— Problem statement —
Retype all the records with nothing changed.
*** Data extract
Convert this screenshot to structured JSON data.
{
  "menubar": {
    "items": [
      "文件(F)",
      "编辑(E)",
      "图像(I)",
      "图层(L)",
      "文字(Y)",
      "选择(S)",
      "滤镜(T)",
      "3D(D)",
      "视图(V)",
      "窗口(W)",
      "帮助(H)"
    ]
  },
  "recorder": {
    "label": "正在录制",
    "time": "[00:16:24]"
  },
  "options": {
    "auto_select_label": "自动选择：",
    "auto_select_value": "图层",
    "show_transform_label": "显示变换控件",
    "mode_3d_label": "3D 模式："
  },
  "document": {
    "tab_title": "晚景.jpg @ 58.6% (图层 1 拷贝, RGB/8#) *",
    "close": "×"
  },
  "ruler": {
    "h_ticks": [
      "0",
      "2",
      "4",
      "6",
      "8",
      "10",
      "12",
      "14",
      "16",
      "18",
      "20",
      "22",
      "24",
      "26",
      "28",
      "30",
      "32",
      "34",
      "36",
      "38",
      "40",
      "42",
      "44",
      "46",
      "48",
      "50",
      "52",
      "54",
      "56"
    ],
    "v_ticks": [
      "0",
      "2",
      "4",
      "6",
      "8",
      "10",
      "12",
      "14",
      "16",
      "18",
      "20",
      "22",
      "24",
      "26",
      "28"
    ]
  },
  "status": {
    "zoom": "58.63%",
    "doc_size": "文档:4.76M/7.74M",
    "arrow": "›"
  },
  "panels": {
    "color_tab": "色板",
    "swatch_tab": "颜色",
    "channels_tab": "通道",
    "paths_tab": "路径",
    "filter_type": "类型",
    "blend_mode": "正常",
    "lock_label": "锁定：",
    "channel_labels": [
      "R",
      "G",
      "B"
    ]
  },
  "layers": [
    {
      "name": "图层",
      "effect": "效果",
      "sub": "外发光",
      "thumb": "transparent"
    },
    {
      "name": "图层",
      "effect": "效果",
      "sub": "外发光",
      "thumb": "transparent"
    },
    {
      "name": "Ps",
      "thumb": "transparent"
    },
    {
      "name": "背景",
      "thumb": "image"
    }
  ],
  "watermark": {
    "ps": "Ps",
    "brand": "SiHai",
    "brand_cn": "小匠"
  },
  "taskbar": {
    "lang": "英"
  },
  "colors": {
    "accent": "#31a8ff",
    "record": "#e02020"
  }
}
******
— Written answer —
Convert this screenshot to structured JSON data.
{
  "menubar": {
    "items": [
      "文件(F)",
      "编辑(E)",
      "图像(I)",
      "图层(L)",
      "文字(Y)",
      "选择(S)",
      "滤镜(T)",
      "3D(D)",
      "视图(V)",
      "窗口(W)",
      "帮助(H)"
    ]
  },
  "recorder": {
    "label": "正在录制",
    "time": "[00:16:24]"
  },
  "options": {
    "auto_select_label": "自动选择：",
    "auto_select_value": "图层",
    "show_transform_label": "显示变换控件",
    "mode_3d_label": "3D 模式："
  },
  "document": {
    "tab_title": "晚景.jpg @ 58.6% (图层 1 拷贝, RGB/8#) *",
    "close": "×"
  },
  "ruler": {
    "h_ticks": [
      "0",
      "2",
      "4",
      "6",
      "8",
      "10",
      "12",
      "14",
      "16",
      "18",
      "20",
      "22",
      "24",
      "26",
      "28",
      "30",
      "32",
      "34",
      "36",
      "38",
      "40",
      "42",
      "44",
      "46",
      "48",
      "50",
      "52",
      "54",
      "56"
    ],
    "v_ticks": [
      "0",
      "2",
      "4",
      "6",
      "8",
      "10",
      "12",
      "14",
      "16",
      "18",
      "20",
      "22",
      "24",
      "26",
      "28"
    ]
  },
  "status": {
    "zoom": "58.63%",
    "doc_size": "文档:4.76M/7.74M",
    "arrow": "›"
  },
  "panels": {
    "color_tab": "色板",
    "swatch_tab": "颜色",
    "channels_tab": "通道",
    "paths_tab": "路径",
    "filter_type": "类型",
    "blend_mode": "正常",
    "lock_label": "锁定：",
    "channel_labels": [
      "R",
      "G",
      "B"
    ]
  },
  "layers": [
    {
      "name": "图层",
      "effect": "效果",
      "sub": "外发光",
      "thumb": "transparent"
    },
    {
      "name": "图层",
      "effect": "效果",
      "sub": "外发光",
      "thumb": "transparent"
    },
    {
      "name": "Ps",
      "thumb": "transparent"
    },
    {
      "name": "背景",
      "thumb": "image"
    }
  ],
  "watermark": {
    "ps": "Ps",
    "brand": "SiHai",
    "brand_cn": "小匠"
  },
  "taskbar": {
    "lang": "英"
  },
  "colors": {
    "accent": "#31a8ff",
    "record": "#e02020"
  }
}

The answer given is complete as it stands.